Analysis of water demand in the Emilia-Romagna agricultural sector

The Emilia-Romagna plains cover an area of approximately 1,160,000ha and have a strong agricultural vocation. Net of all other land uses, the surface area classified as agricultural according to the iColt analysis (integrating satellite data, regionalised probabilistic seasonal weather forecasts, observed meteorological data and a soil water model) amounts on average to about 800,000ha. The crops that occupy the greatest surface areas are summer herbaceous crops, followed by autumn-winter herbaceous crops and grazing, alfalfa and permanent pastures.

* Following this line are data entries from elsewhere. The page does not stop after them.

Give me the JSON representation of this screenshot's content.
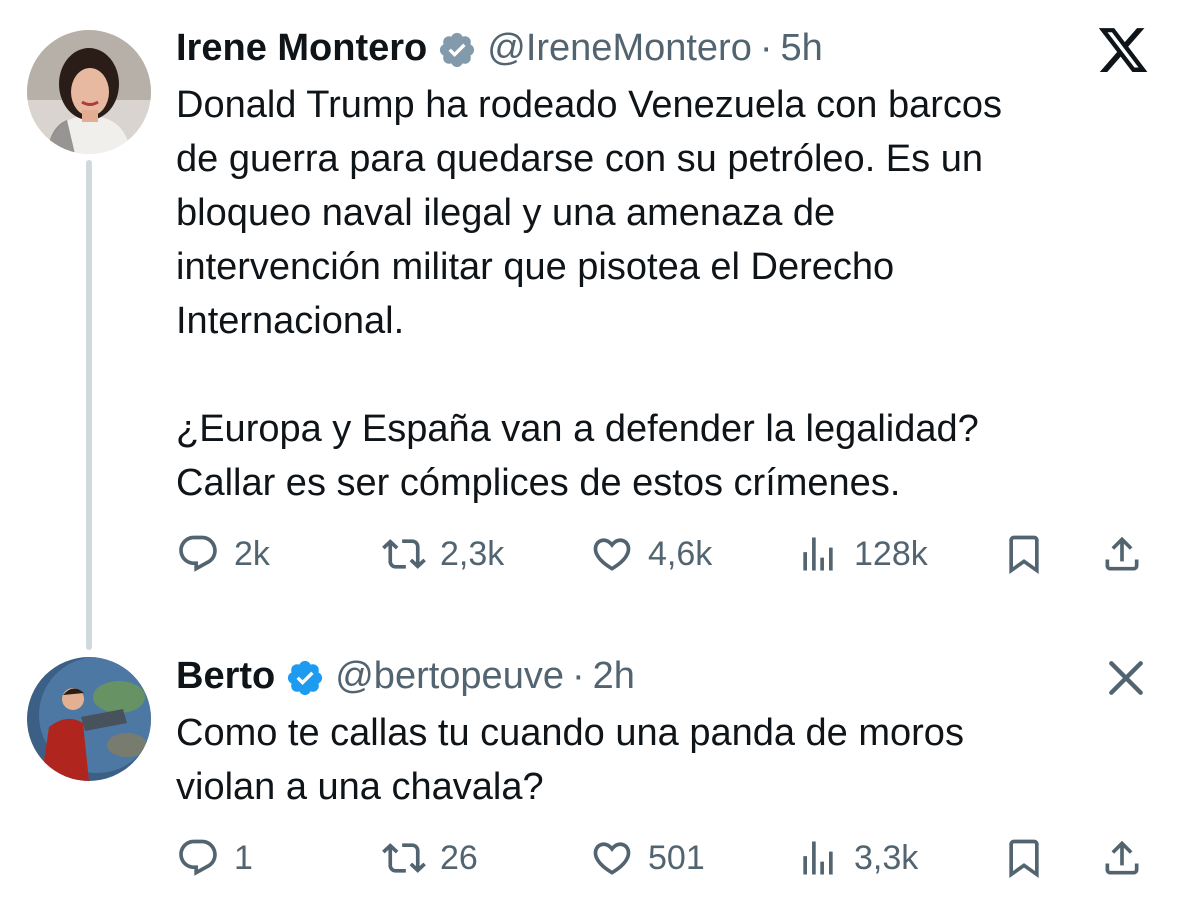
{
  "tweets": [
    {
      "author_name": "Irene Montero",
      "handle": "@IreneMontero",
      "separator": "·",
      "time": "5h",
      "verified": true,
      "text": "Donald Trump ha rodeado Venezuela con barcos\nde guerra para quedarse con su petróleo. Es un\nbloqueo naval ilegal y una amenaza de\nintervención militar que pisotea el Derecho\nInternacional.\n\n¿Europa y España van a defender la legalidad?\nCallar es ser cómplices de estos crímenes.",
      "stats": {
        "replies": "2k",
        "reposts": "2,3k",
        "likes": "4,6k",
        "views": "128k"
      },
      "corner_icon": "x-logo-icon"
    },
    {
      "author_name": "Berto",
      "handle": "@bertopeuve",
      "separator": "·",
      "time": "2h",
      "verified": true,
      "text": "Como te callas tu cuando una panda de moros\nviolan a una chavala?",
      "stats": {
        "replies": "1",
        "reposts": "26",
        "likes": "501",
        "views": "3,3k"
      },
      "corner_icon": "close-icon"
    }
  ],
  "colors": {
    "text_primary": "#0f1419",
    "text_secondary": "#536471",
    "verified_blue": "#1d9bf0",
    "thread_line": "#cfd9de"
  },
  "icons": [
    "reply-icon",
    "repost-icon",
    "like-icon",
    "views-icon",
    "bookmark-icon",
    "share-icon"
  ]
}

Fruit and vine cultivation has remained fairly stable over the years, accounting for 9-10% of the total area.

The distribution of crops is highly differentiated across the territory and some of these have a very high water demand, such as fruit crops in the Romagna area, tomatoes in the Piacenza area, permanent pastures for the Parmigiano-Reggiano sector between Modena and Reggio Emilia, and corn in Bologna and Ferrara.

In addition to these irrigation requirements, there are other demands that the various reclamation consortia must be able to meet even during other phases of the year: wetland maintenance, defence against late frosts (particularly in the Romagna area), irrigation for early spring crops and for greenhouses.

The Water Protection Plan of the Emilia-Romagna Region estimates total irrigation consumption in the region at around 800 million cubic meters per year, equal to 56% of total water consumption in the region. The iColt analysis of the trends of the last ten irrigation seasons (2011 to 2020) shows that there is strong variability in the interannual demand, with a range of -400 to +600 cubic metres per hectare, bringing absolute values below 500 million cubic metres in years with lower water demands (such as 2014) or up to 1200 million in the most critical years, such as 2012 and 2017. In these cases, the irrigation demand has strong competition for water resources from industrial use and the water supply for civil use, as witnessed in 2012.

Climate change is increasing the frequency of years with dry winter and spring periods, which lead to strongly negative hydro-climatic conditions at the start of summer, when the agricultural sector has a greater demand for water resources: in recent years this occurred in the winters of 2006/2007, 2011/2012 and 2016/2017. In some cases drought events are not uniform across the territory but have different characteristics, as in the case of 2017, which was more serious in Emilia than in Romagna. At the same time, the frequency of summer heat waves is increasing, which results in higher irrigation requirements and the early flowering of orchards, which in turn increases the risk of late frosts with a consequent increase in the irrigation demand for frost protection.

All of these elements show how the correct management of water for irrigation use, the reduction of supply losses, the selection of crops that are less water-intensive or more suitable for resisting climate change, and the availability of climate services for predicting irrigation demands, are and will be crucial in the years to come.

For more information on the study by
ARPAE – Emilia-Romagna, please refer to the full report:

“Analysis on the water needs in the agricultural sector in Emilia-Romagna”